I visited Shanghai recently and part of our tour was the shanghai institute of traditional chinese medicine. There, upon checking my pulse, I was told that I have cold uterus, and then mentioned some findings from my tongue and suction cupping marks. I am 21 years old.
I was told that if I do not follow her prescription, in later years cysts/tumors might develop. I was prescribed with what she mentioned as 'gynecopathy killer' but it was very costly so i decided to not purchase it. And I am not sure whether her prescription is trustworthy, only to meet sales.
However she sounded convincing, and a little worried as well, as before i left for china, i was having very light bloody discharge/light period (1 week early) which worries me about HPV infection (but I've read that it could be nothing to worry about,just normal hormonal surges). And also I think I have bacterial vaginosis, which is self-diagnosed from the mild foul-smelling discharge, but am not too worried as ive read it is quite common. I haven't seen the doctor yet. I am thinking of visiting a TCM practitioner, but I am sure if she will misdiagnose, so I just want to make sure I am well informed before seeing her.
If I take these herbs prescribed generally for gynecopathy, will it cure just the cold uterus condition/ rid of the bacterial vaginosis as well? how about HPV? what are the side effects taking the herbs? Does it matter if I take these herbs, even when i do not have cold uterus, for prevention?

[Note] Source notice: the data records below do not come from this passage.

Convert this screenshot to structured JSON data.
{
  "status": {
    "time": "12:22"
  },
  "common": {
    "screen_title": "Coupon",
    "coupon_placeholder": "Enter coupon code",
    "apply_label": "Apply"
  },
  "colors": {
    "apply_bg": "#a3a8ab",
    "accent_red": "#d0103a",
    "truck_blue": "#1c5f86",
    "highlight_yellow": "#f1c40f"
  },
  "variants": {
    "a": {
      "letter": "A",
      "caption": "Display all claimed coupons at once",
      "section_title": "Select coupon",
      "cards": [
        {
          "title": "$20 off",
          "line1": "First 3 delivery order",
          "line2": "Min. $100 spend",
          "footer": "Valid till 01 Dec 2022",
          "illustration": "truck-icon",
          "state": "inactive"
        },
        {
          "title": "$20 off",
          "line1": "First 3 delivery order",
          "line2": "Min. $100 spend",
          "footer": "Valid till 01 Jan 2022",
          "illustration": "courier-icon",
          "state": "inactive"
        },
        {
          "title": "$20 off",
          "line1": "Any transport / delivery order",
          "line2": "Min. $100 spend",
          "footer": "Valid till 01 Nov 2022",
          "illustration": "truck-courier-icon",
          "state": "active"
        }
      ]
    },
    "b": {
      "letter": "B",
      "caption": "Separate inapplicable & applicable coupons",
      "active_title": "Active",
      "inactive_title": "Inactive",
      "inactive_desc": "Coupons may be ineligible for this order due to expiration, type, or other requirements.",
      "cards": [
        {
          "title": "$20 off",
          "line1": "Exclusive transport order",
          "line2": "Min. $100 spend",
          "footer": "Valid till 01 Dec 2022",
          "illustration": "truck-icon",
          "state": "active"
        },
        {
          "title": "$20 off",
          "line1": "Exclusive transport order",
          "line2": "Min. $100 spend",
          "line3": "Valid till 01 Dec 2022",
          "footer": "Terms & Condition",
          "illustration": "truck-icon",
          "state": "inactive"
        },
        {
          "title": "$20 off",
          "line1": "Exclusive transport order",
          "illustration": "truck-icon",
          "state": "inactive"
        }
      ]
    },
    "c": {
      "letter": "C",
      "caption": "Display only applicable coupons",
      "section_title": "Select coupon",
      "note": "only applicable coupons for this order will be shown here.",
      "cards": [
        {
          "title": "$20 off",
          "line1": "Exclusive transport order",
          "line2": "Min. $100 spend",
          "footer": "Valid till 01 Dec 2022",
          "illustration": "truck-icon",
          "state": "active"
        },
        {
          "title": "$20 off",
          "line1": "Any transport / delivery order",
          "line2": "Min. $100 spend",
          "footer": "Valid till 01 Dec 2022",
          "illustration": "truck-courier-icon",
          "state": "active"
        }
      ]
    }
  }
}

Quite a long post. But thanks in advance
|Posted on Thursday, January 28, 2010 - 17:45: |
Hi Terry. Getting diagnosed in China and continuing suggested treatment without a close supervision by the practitioner, is bad medicine. It is very popular nowadays in China but it is only good for business not for health.
However, the Ch. dr. who examined you might be right (or not), but if you are concerned you should see a Ch. dr. where you live - one who can follow up the treatment and make sure it is going the right direction. Checking one's pulse and inquiring for changes in the course of a treatment is a fundamental prerequisite of Ch. med., and any medicine at all for that matter. Chinese doctors usually apply changes to their prescriptions (or acupuncture) in the course of a treatment in accordance with their patients' response. I therefore suggest that you find a skilled and experienced practitioner where you live and seek his/her advice. Your problem responds extremely well to acupuncture, if done correctly.
|Posted on Monday, February 01, 2010 - 19:39: |
Thank you for your advice! I will visit a ch. dr. as soon as possible. I hope many others will stumble upon this as well
|Posted on Tuesday, February 02, 2010 - 09:09: |
I think you have raised some intresting points here. The cost of medicine asside. That pulse diagnosis can cross barriers of language, culture, conditioning and msny taboo antecedents to disease. I wish you well in yourjourney of discovery and healing.